More Severe Weather Predicted in Iowa After Millions in Damages

Two days after a devastating tornado ripped apart over a hundred houses in a single minute, killed four people, and wounded at least thirty-five more, residents of the tiny Iowa town of Greenfield labored to clean up while the sky was blue and the wind was blowing.

The thunderous rumble of heavy machinery removing the wrecked houses, cars, and trees filled the air along Thursday’s mile-long path. The gorgeous buildings and gardens on each side of the walkway seem unaffected, making it hard to imagine that a twister with peak speeds of 175-185 mph (109-115 kph) had devastated the town of 2,000.

On Thursday night and into Friday, the Midwest might see further severe weather. In southern Oklahoma, a tornado lingered for about an hour, and tornadoes were possible in affected portions of Iowa.

Damage from Tuesday’s tornado in Greenfield was evident on the faces of many who are still trying to comprehend the speed with which their homes and lives were destroyed. Some are in grief, while others are thankful that they were spared.

A devastating EF-4 tornado blasted over a hundred houses in the Iowa hamlet of Greenfield apart in a single minute, leaving behind a muddy and broken ruin that stretches block after block.

Just days after a devastating twister decimated one tiny town, storms toppled power lines and trees on Friday, leading to reports of other tornadoes in Iowa and Illinois.

During the night, a massive storm system formed in Nebraska and moved over central Iowa and eventually into Illinois. As the National Weather Service was evaluating the damage from several reported twisters in Moline, Illinois, and south of Iowa City, a weak tornado landed in the Des Moines suburbs. There were no casualties or injuries mentioned.

The storm also delivered heavy rains; the meteorological service reports that some parts of Iowa had received as much as 8 inches (20 cm) of rain in the last week.

A church in Madison, Wisconsin, also caught fire on Friday after a rainstorm. A “zap zap zap” electrical sound and a resounding boom of thunder were reported by Nate Moll, a resident who lives only two doors down from Holy Redeemer Catholic Church. Calcutta firefighters put out the fire.

As a result of global warming, storms are becoming more intense, and the United States is seeing a tornado season unlike any in recent memory. Tornadoes in April were the second most common month in the United States.

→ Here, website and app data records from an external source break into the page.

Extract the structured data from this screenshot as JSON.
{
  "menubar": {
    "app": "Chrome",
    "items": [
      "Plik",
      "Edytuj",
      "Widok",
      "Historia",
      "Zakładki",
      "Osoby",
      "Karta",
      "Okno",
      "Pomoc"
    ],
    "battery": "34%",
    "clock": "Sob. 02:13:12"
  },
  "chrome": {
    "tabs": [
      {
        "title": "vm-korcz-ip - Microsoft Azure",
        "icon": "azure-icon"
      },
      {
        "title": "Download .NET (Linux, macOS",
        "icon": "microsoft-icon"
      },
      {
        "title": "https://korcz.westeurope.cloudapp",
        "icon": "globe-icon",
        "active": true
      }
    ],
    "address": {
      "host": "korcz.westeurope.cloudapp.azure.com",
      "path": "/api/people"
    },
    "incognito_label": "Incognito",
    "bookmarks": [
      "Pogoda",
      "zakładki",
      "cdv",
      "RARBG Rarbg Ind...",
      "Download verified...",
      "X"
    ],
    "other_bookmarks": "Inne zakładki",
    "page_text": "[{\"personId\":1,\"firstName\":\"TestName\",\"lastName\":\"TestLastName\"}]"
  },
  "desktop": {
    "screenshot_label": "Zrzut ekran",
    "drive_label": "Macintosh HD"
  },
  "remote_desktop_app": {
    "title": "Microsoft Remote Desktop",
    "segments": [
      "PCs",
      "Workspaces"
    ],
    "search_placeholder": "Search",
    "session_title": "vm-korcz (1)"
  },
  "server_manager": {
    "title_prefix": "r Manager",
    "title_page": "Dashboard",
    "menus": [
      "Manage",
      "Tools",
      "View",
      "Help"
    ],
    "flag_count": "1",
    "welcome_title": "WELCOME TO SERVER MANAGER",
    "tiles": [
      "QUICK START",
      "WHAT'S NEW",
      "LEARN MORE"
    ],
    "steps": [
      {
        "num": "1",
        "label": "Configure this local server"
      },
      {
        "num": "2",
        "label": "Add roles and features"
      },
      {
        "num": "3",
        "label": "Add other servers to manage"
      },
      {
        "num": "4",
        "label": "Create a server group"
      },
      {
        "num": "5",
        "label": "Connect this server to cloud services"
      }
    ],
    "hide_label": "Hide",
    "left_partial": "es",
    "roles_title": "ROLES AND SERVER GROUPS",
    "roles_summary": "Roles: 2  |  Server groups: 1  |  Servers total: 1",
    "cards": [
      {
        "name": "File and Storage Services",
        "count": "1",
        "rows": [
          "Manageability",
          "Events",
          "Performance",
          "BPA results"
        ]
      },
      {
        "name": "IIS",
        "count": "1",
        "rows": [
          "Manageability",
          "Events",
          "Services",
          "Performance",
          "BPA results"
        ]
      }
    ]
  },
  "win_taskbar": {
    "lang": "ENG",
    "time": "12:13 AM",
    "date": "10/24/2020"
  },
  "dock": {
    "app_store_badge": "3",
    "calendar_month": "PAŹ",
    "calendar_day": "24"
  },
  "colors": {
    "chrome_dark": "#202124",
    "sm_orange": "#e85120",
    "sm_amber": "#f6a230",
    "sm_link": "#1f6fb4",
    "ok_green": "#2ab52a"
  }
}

The National Oceanic and Atmospheric Administration’s Storm Prediction Center in Norman, Oklahoma, reported 859 confirmed tornadoes as of Tuesday. This is 27% higher than the typical U.S. tornado count. With 81 verified twisters, Iowa has the most.